> Exercise directions:
Extract the text of every entry below exactly; leave images out.

> The data:
__________
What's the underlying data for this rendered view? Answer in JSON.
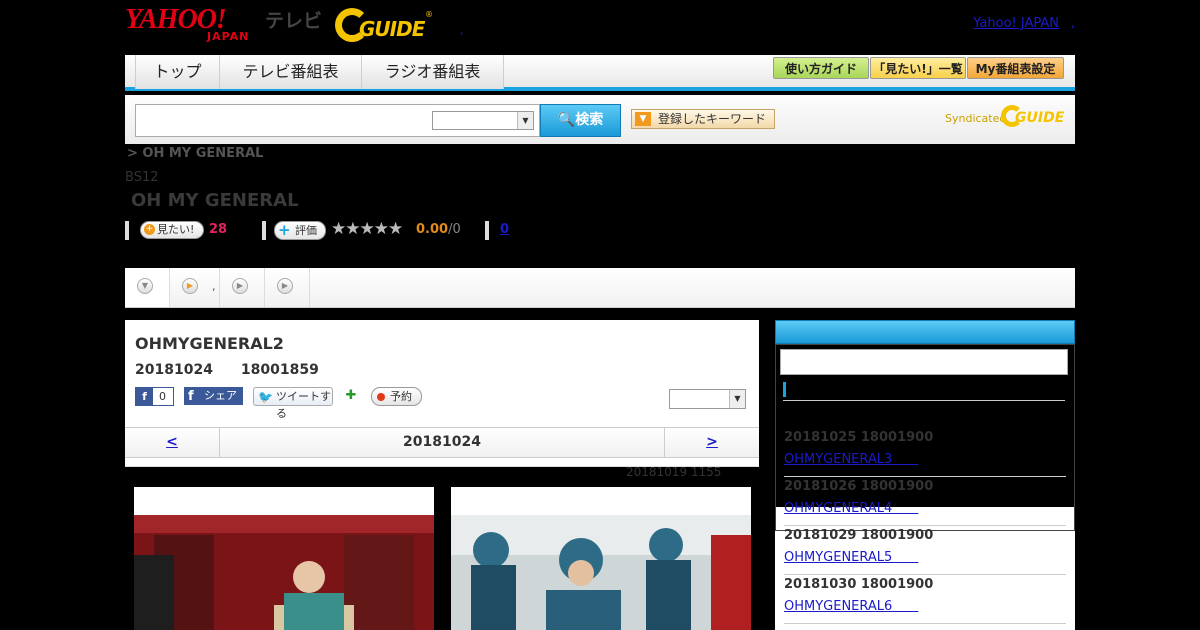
{
  "header": {
    "logo_text": "YAHOO!",
    "logo_sub": "JAPAN",
    "tv_label": "テレビ",
    "guide_text": "GUIDE",
    "guide_mark": "®",
    "sep": ",",
    "yahoo_japan_link": "Yahoo! JAPAN",
    "yj_dot": ","
  },
  "nav": {
    "tabs": [
      {
        "label": "トップ"
      },
      {
        "label": "テレビ番組表"
      },
      {
        "label": "ラジオ番組表"
      }
    ],
    "buttons": [
      {
        "label": "使い方ガイド",
        "color": "#a9d65a"
      },
      {
        "label": "「見たい!」一覧",
        "color": "#f7d04a"
      },
      {
        "label": "My番組表設定",
        "color": "#f2a636"
      }
    ]
  },
  "search": {
    "placeholder": "",
    "select_value": "",
    "button_label": "検索",
    "keyword_label": "登録したキーワード",
    "syndicated_label": "Syndicated",
    "syndicated_guide": "GUIDE"
  },
  "breadcrumb": ">  OH MY GENERAL",
  "program": {
    "channel": "BS12",
    "title": "OH MY GENERAL",
    "mitai_label": "見たい!",
    "mitai_count": "28",
    "hyoka_label": "評価",
    "stars": "★★★★★",
    "score": "0.00",
    "score_max": "/0",
    "review_count": "0"
  },
  "tabs": [
    {
      "label": ""
    },
    {
      "label": ","
    },
    {
      "label": ""
    },
    {
      "label": ""
    }
  ],
  "episode": {
    "title": "OHMYGENERAL2",
    "datetime": "20181024　　18001859",
    "fb_count": "0",
    "share_label": "シェア",
    "tweet_label": "ツイートする",
    "yoyaku_label": "予約",
    "select_value": "",
    "prev": "<",
    "current_date": "20181024",
    "next": ">",
    "updated": "20181019  1155"
  },
  "sidebar": {
    "items": [
      {
        "datetime": "20181025  18001900",
        "title": "OHMYGENERAL3　　"
      },
      {
        "datetime": "20181026  18001900",
        "title": "OHMYGENERAL4　　"
      },
      {
        "datetime": "20181029  18001900",
        "title": "OHMYGENERAL5　　"
      },
      {
        "datetime": "20181030  18001900",
        "title": "OHMYGENERAL6　　"
      }
    ]
  }
}
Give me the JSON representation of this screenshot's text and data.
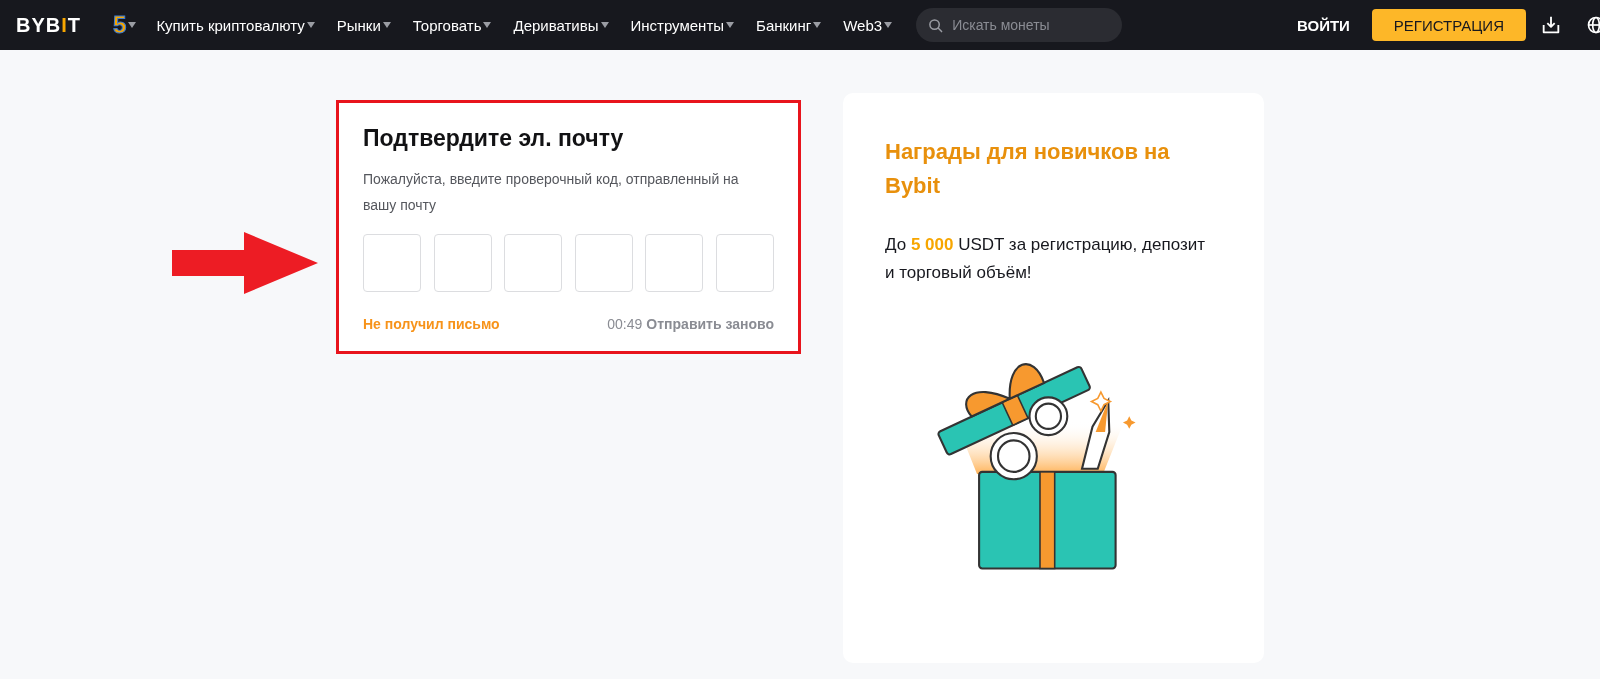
{
  "header": {
    "logo": "BYBIT",
    "badge": "5",
    "nav": [
      {
        "label": "Купить криптовалюту",
        "has_dropdown": true
      },
      {
        "label": "Рынки",
        "has_dropdown": true
      },
      {
        "label": "Торговать",
        "has_dropdown": true
      },
      {
        "label": "Деривативы",
        "has_dropdown": true
      },
      {
        "label": "Инструменты",
        "has_dropdown": true
      },
      {
        "label": "Банкинг",
        "has_dropdown": true
      },
      {
        "label": "Web3",
        "has_dropdown": true
      }
    ],
    "search": {
      "placeholder": "Искать монеты"
    },
    "login": "ВОЙТИ",
    "register": "РЕГИСТРАЦИЯ"
  },
  "verify": {
    "title": "Подтвердите эл. почту",
    "description": "Пожалуйста, введите проверочный код, отправленный на вашу почту",
    "code_fields": [
      {
        "filled": false
      },
      {
        "filled": false
      },
      {
        "filled": false
      },
      {
        "filled": false
      },
      {
        "filled": false
      },
      {
        "filled": false
      }
    ],
    "no_email_link": "Не получил письмо",
    "timer": "00:49",
    "resend": "Отправить заново",
    "highlighted": true
  },
  "promo": {
    "title": "Награды для новичков на Bybit",
    "text_before": "До",
    "amount": "5 000",
    "text_after": "USDT за регистрацию, депозит и торговый объём!"
  }
}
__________
> Answer to this exercise:
What's the underlying data for this rendered view? Answer in JSON.
{
  "header": {
    "logo_text": "YAHOO!",
    "logo_sub": "JAPAN",
    "tv_label": "テレビ",
    "guide_text": "GUIDE",
    "guide_mark": "®",
    "sep": ",",
    "yahoo_japan_link": "Yahoo! JAPAN",
    "yj_dot": ","
  },
  "nav": {
    "tabs": [
      {
        "label": "トップ"
      },
      {
        "label": "テレビ番組表"
      },
      {
        "label": "ラジオ番組表"
      }
    ],
    "buttons": [
      {
        "label": "使い方ガイド",
        "color": "#a9d65a"
      },
      {
        "label": "「見たい!」一覧",
        "color": "#f7d04a"
      },
      {
        "label": "My番組表設定",
        "color": "#f2a636"
      }
    ]
  },
  "search": {
    "placeholder": "",
    "select_value": "",
    "button_label": "検索",
    "keyword_label": "登録したキーワード",
    "syndicated_label": "Syndicated",
    "syndicated_guide": "GUIDE"
  },
  "breadcrumb": ">  OH MY GENERAL",
  "program": {
    "channel": "BS12",
    "title": "OH MY GENERAL",
    "mitai_label": "見たい!",
    "mitai_count": "28",
    "hyoka_label": "評価",
    "stars": "★★★★★",
    "score": "0.00",
    "score_max": "/0",
    "review_count": "0"
  },
  "tabs": [
    {
      "label": ""
    },
    {
      "label": ","
    },
    {
      "label": ""
    },
    {
      "label": ""
    }
  ],
  "episode": {
    "title": "OHMYGENERAL2",
    "datetime": "20181024　　18001859",
    "fb_count": "0",
    "share_label": "シェア",
    "tweet_label": "ツイートする",
    "yoyaku_label": "予約",
    "select_value": "",
    "prev": "<",
    "current_date": "20181024",
    "next": ">",
    "updated": "20181019  1155"
  },
  "sidebar": {
    "items": [
      {
        "datetime": "20181025  18001900",
        "title": "OHMYGENERAL3　　"
      },
      {
        "datetime": "20181026  18001900",
        "title": "OHMYGENERAL4　　"
      },
      {
        "datetime": "20181029  18001900",
        "title": "OHMYGENERAL5　　"
      },
      {
        "datetime": "20181030  18001900",
        "title": "OHMYGENERAL6　　"
      }
    ]
  }
}
Give me the JSON representation of this screenshot's text and data.
{
  "header": {
    "logo": "BYBIT",
    "badge": "5",
    "nav": [
      {
        "label": "Купить криптовалюту",
        "has_dropdown": true
      },
      {
        "label": "Рынки",
        "has_dropdown": true
      },
      {
        "label": "Торговать",
        "has_dropdown": true
      },
      {
        "label": "Деривативы",
        "has_dropdown": true
      },
      {
        "label": "Инструменты",
        "has_dropdown": true
      },
      {
        "label": "Банкинг",
        "has_dropdown": true
      },
      {
        "label": "Web3",
        "has_dropdown": true
      }
    ],
    "search": {
      "placeholder": "Искать монеты"
    },
    "login": "ВОЙТИ",
    "register": "РЕГИСТРАЦИЯ"
  },
  "verify": {
    "title": "Подтвердите эл. почту",
    "description": "Пожалуйста, введите проверочный код, отправленный на вашу почту",
    "code_fields": [
      {
        "filled": false
      },
      {
        "filled": false
      },
      {
        "filled": false
      },
      {
        "filled": false
      },
      {
        "filled": false
      },
      {
        "filled": false
      }
    ],
    "no_email_link": "Не получил письмо",
    "timer": "00:49",
    "resend": "Отправить заново",
    "highlighted": true
  },
  "promo": {
    "title": "Награды для новичков на Bybit",
    "text_before": "До",
    "amount": "5 000",
    "text_after": "USDT за регистрацию, депозит и торговый объём!"
  }
}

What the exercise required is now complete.